Gwyn Williams, To Look for a Word, pp. 20–2; tr. Joseph P. Clancy, Oxford Book, pp. 14–16; tr. Carl Lofmark, Bards and Heroes, pp. 66–8; tr. Jenny Rowland, Early Welsh Saga Poetry, pp. 504–5; tr. John T. Koch, The Celtic Heroic Age (1995), pp. 288–90; tr. unsigned, in Jon B. Coe and Simon Young, The Celtic Sources for the Arthurian Legend (Felinfach: Llanerch Publishers, 1995), pp. 119–21; tr. Joseph P. Clancy, Medieval Welsh Poems (2003), pp. 107–8; ‘Gogonedauc argluit hanpich Guell’ (Hail Glorious Lord), tr.
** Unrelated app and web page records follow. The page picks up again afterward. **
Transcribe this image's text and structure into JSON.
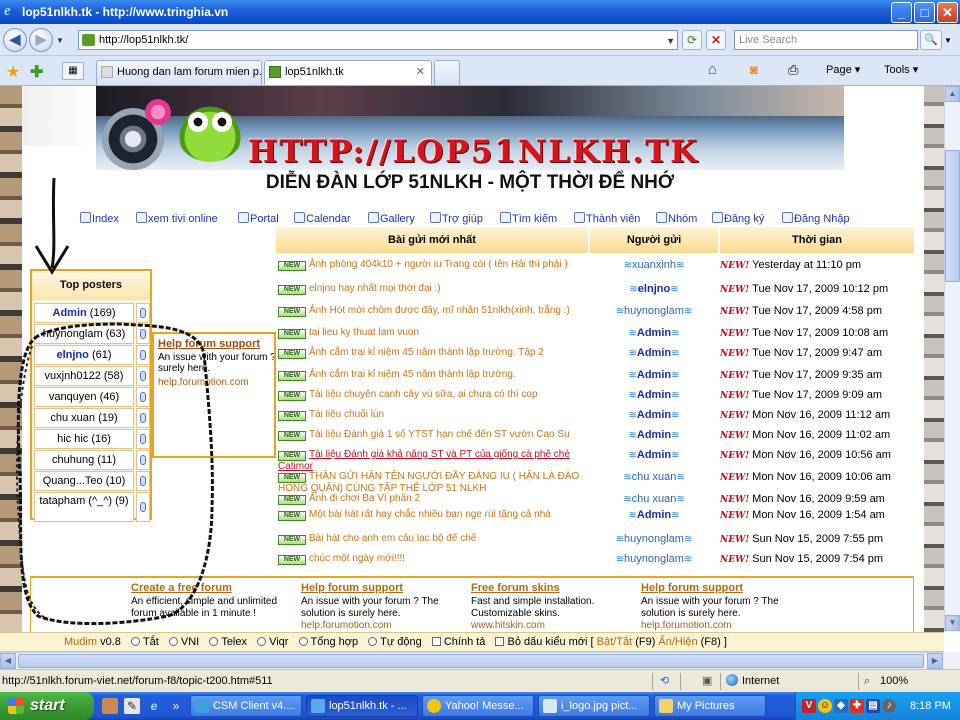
{
  "window": {
    "title": "lop51nlkh.tk - http://www.tringhia.vn",
    "minimize": "_",
    "maximize": "□",
    "close": "✕"
  },
  "address_bar": {
    "url": "http://lop51nlkh.tk/",
    "search_placeholder": "Live Search"
  },
  "tabs": [
    {
      "label": "Huong dan lam forum mien p..."
    },
    {
      "label": "lop51nlkh.tk",
      "close": "✕"
    }
  ],
  "command_bar": {
    "page": "Page ▾",
    "tools": "Tools ▾"
  },
  "page": {
    "banner_url": "HTTP://LOP51NLKH.TK",
    "forum_title": "DIỄN ĐÀN LỚP 51NLKH - MỘT THỜI ĐỂ NHỚ",
    "nav": [
      "Index",
      "xem tivi online",
      "Portal",
      "Calendar",
      "Gallery",
      "Trợ giúp",
      "Tìm kiếm",
      "Thành viên",
      "Nhóm",
      "Đăng ký",
      "Đăng Nhập"
    ]
  },
  "top_posters": {
    "title": "Top posters",
    "rows": [
      {
        "name": "Admin",
        "count": "(169)"
      },
      {
        "name": "huynonglam",
        "count": "(63)"
      },
      {
        "name": "elnjno",
        "count": "(61)"
      },
      {
        "name": "vuxjnh0122",
        "count": "(58)"
      },
      {
        "name": "vanquyen",
        "count": "(46)"
      },
      {
        "name": "chu xuan",
        "count": "(19)"
      },
      {
        "name": "hic hic",
        "count": "(16)"
      },
      {
        "name": "chuhung",
        "count": "(11)"
      },
      {
        "name": "Quang...Teo",
        "count": "(10)"
      },
      {
        "name": "tatapham (^_^)",
        "count": "(9)"
      }
    ]
  },
  "help_popup": {
    "link": "Help forum support",
    "text": "An issue with your forum ? The solution is surely here.",
    "url": "help.forumotion.com"
  },
  "latest_posts": {
    "headers": [
      "Bài gửi mới nhất",
      "Người gửi",
      "Thời gian"
    ],
    "rows": [
      {
        "topic": "Ảnh phòng 404k10 + người iu Trang còi ( tên Hải thì phải )",
        "poster": "xuanxinh",
        "time": "Yesterday at 11:10 pm"
      },
      {
        "topic": "elnjno hay nhất mọi thời đại :)",
        "poster": "elnjno",
        "time": "Tue Nov 17, 2009 10:12 pm"
      },
      {
        "topic": "Ảnh Hót mới chôm được đây, mĩ nhân 51nlkh(xinh, trắng :)",
        "poster": "huynonglam",
        "time": "Tue Nov 17, 2009 4:58 pm"
      },
      {
        "topic": "tai lieu ky thuat lam vuon",
        "poster": "Admin",
        "time": "Tue Nov 17, 2009 10:08 am"
      },
      {
        "topic": "Ảnh cắm trại kỉ niệm 45 năm thành lập trường. Tập 2",
        "poster": "Admin",
        "time": "Tue Nov 17, 2009 9:47 am"
      },
      {
        "topic": "Ảnh cắm trại kỉ niệm 45 năm thành lập trường.",
        "poster": "Admin",
        "time": "Tue Nov 17, 2009 9:35 am"
      },
      {
        "topic": "Tài liệu chuyên canh cây vú sữa, ai chưa có thì cop",
        "poster": "Admin",
        "time": "Tue Nov 17, 2009 9:09 am"
      },
      {
        "topic": "Tài liệu chuối lùn",
        "poster": "Admin",
        "time": "Mon Nov 16, 2009 11:12 am"
      },
      {
        "topic": "Tài liệu Đánh giá 1 số YTST hạn chế đến ST vườn Cao Su",
        "poster": "Admin",
        "time": "Mon Nov 16, 2009 11:02 am"
      },
      {
        "topic": "Tài liệu Đánh giá khả năng ST và PT của giống cà phê chè Catimor",
        "poster": "Admin",
        "time": "Mon Nov 16, 2009 10:56 am"
      },
      {
        "topic": "THÂN GỬI HẬN TÊN NGƯỜI ĐẦY ĐÁNG IU ( HẬN LÀ ĐÀO HỒNG QUÂN) CÙNG TẬP THỂ LỚP 51 NLKH",
        "poster": "chu xuan",
        "time": "Mon Nov 16, 2009 10:06 am"
      },
      {
        "topic": "Ảnh đi chơi Ba Vì phần 2",
        "poster": "chu xuan",
        "time": "Mon Nov 16, 2009 9:59 am"
      },
      {
        "topic": "Một bài hát rất hay chắc nhiều bạn nge rùi tặng cả nhà",
        "poster": "Admin",
        "time": "Mon Nov 16, 2009 1:54 am"
      },
      {
        "topic": "Bài hát cho anh em câu lạc bộ đế chế",
        "poster": "huynonglam",
        "time": "Sun Nov 15, 2009 7:55 pm"
      },
      {
        "topic": "chúc một ngày mới!!!!",
        "poster": "huynonglam",
        "time": "Sun Nov 15, 2009 7:54 pm"
      }
    ],
    "new_label": "NEW",
    "time_badge": "NEW!"
  },
  "footer": [
    {
      "link": "Create a free forum",
      "desc": "An efficient, simple and unlimited forum available in 1 minute !",
      "url": ""
    },
    {
      "link": "Help forum support",
      "desc": "An issue with your forum ? The solution is surely here.",
      "url": "help.forumotion.com"
    },
    {
      "link": "Free forum skins",
      "desc": "Fast and simple installation. Customizable skins.",
      "url": "www.hitskin.com"
    },
    {
      "link": "Help forum support",
      "desc": "An issue with your forum ? The solution is surely here.",
      "url": "help.forumotion.com"
    }
  ],
  "mudim": {
    "name": "Mudim",
    "version": "v0.8",
    "options": [
      "Tắt",
      "VNI",
      "Telex",
      "Viqr",
      "Tổng hợp",
      "Tự động"
    ],
    "checks": [
      "Chính tả",
      "Bỏ dấu kiểu mới"
    ],
    "open_bracket": "[",
    "toggle": "Bật/Tắt",
    "toggle_key": "(F9)",
    "hide": "Ẩn/Hiện",
    "hide_key": "(F8)",
    "close_bracket": "]"
  },
  "status_bar": {
    "url": "http://51nlkh.forum-viet.net/forum-f8/topic-t200.htm#511",
    "zone": "Internet",
    "zoom": "100%"
  },
  "taskbar": {
    "start": "start",
    "tasks": [
      "CSM Client v4....",
      "lop51nlkh.tk - ...",
      "Yahoo! Messe...",
      "i_logo.jpg pict...",
      "My Pictures"
    ],
    "clock": "8:18 PM"
  }
}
25–6; tr. Joseph P. Clancy, Medieval Welsh Poems (2003), pp. 140–1; ‘Awdl Ddadolwch yr Arglwydd Rhys’ (A Conciliatory Address to Rhys ab Gruffydd), tr. Thomas Stephens, The Literature of the Kymry, p. 118 (1876: p. 108); ‘Dau Englyn i Lywelyn ap Madog i ddiolch am gorn hela’ (Two Verses, Sung by Cynddelw, the Bard, to the Huntsmen of Llywelyn, the son of Madog ab Maredudd, Prince of Powys, and to their horns; on the occasion of their presenting him the stag, which they had chased, and killed near his house), tr.